IMF Aims at Building Stronger Post-Crisis Global Economy and International Monetary SystemPress Release No. 09/441
December 3, 2009
The International Monetary Fund (IMF) will continue to help bolster the nascent global economic recovery and build a stronger post-crisis world economy through its policy advice and by advancing the objectives for reform of the four Istanbul decisions: the Fund’s mandate; its financing role; multilateral surveillance; and governance. The work program discussed by the Fund's Executive Board, as outlined below, aims to achieve these objectives.
“While the Fund has been able to meet the crisis with a range of innovative responses, the formal mandate of the Fund may not fully capture what is now expected of an effective guardian of global macro-financial stability,” IMF Managing Director Dominique Strauss Kahn told the Executive Board during discussion of the Work Program. “This work program is ambitious and achievable and, in any event, necessary. The Fund’s ability to deliver the demanding tasks assigned to it has been a key to its ability to help countries address the crisis and we must keep up the momentum.”
POST-CRISIS GLOBAL ECONOMY
The IMF’s member nations have committed to maintaining policy support for their economies until a firmer recovery is underway, and to working together in communicating and implementing exit strategies. To help its members meet that goal, the IMF is now undertaking a thorough examination of exit strategies including the unwinding of accommodative fiscal, monetary and financial sector policies. This work will involve practical considerations that will pose challenges and trade-offs as nations unwind crisis-related programs, reorient their traditional growth models, and reshape policy frameworks to foster greater macro-financial stability.
Strengthening the International Monetary System
In reviewing its mandate, the IMF will deliver a broad outline of what’s expected of the Fund in today’s world, including surveillance, lending, and functioning of the international monetary system. This review will include a consideration of the appropriate size of IMF resources and its composition between quota and borrowed resources. It will also entail a discussion of the Fund’s financing role and of further developing IMF instruments as credible alternatives to self-insurance and excessive reserve accumulation. This discussion will assess how to build on resources like the Flexible Credit Line and High Access Precautionary Arrangements to better help members cope with financial volatility while preserving adequate safeguards. The Executive Board will also consider sources of instability in the international monetary system and the scope for diversifying the supply of reserves assets. The review will also take a fresh look at the modalities of economic surveillance.
Further Enhancing Fund Policy Advice
The request for the Fund to assist in the implementation of the G20’s Framework for Strong, Sustainable, and Balanced Growth, offers the potential to increase significantly the traction of surveillance on the Fund’s most systemic members. The Executive Board will discuss the framework and process underlying the IMF’s role in G-20 mutual assessments. The IMF will also continue examining global thematic issues, including the policies of countries with large financial sectors relative to the size of their economies and how emerging markets have coped with the crisis.
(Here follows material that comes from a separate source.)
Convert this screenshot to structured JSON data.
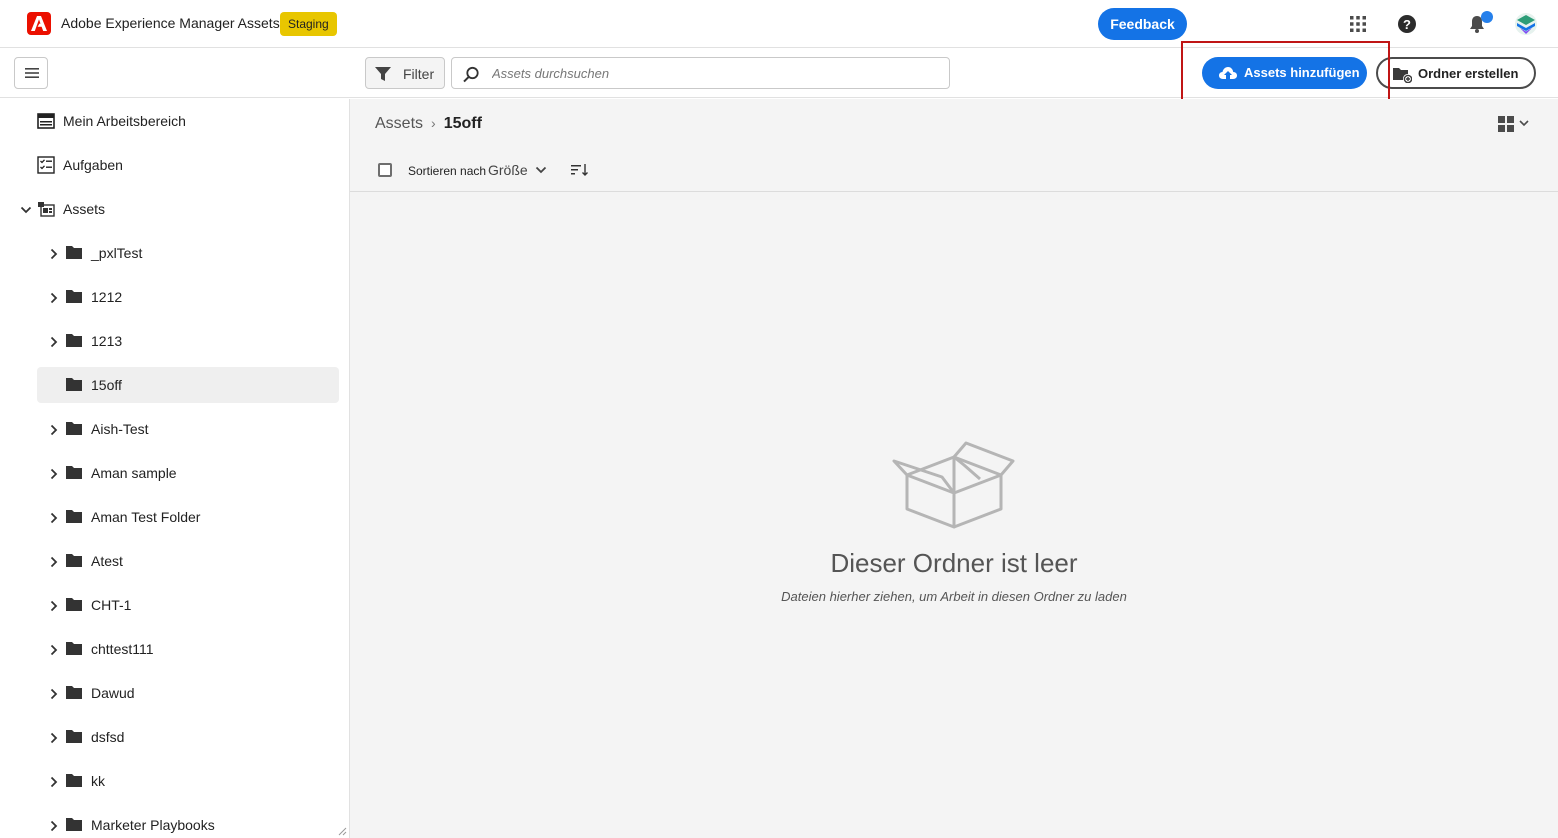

Quota and Governance Reform
The International Monetary and Financial Committee has called on the Executive Board to meet the January 2011 target for Quota reform with the objective of a shift in quota share to dynamic emerging and developing countries of at least five percent from over-represented to under-represented countries, using the current quota formula as a basis to work from, while also protecting the voting share of the poorest countries.
Furthermore, the IMF will continue to work on governance reform including the development of an open and transparent process for selecting IMF management. The Dean of the Executive Board has formed and is leading a Working Group of Executive Directors to that effect.
Low-Income Country Agenda
The IMF is advancing toward full implementation of the new income model, including gold sales, and is seeking contributions of loan and subsidy resources to support the agreed doubling of the IMF’s concessional lending capacity.
To further respond to its most vulnerable members’ needs in the wake of the crisis, the IMF will examine which post-crisis policies in some low-income countries may need to adapt to preserve debt sustainability while supporting growth and managing macro-financial stability.
“This work program is no less ambitious and taxing than the one we have just completed, but I am sure that we can successfully meet this challenge,” said Mr. Strauss Kahn.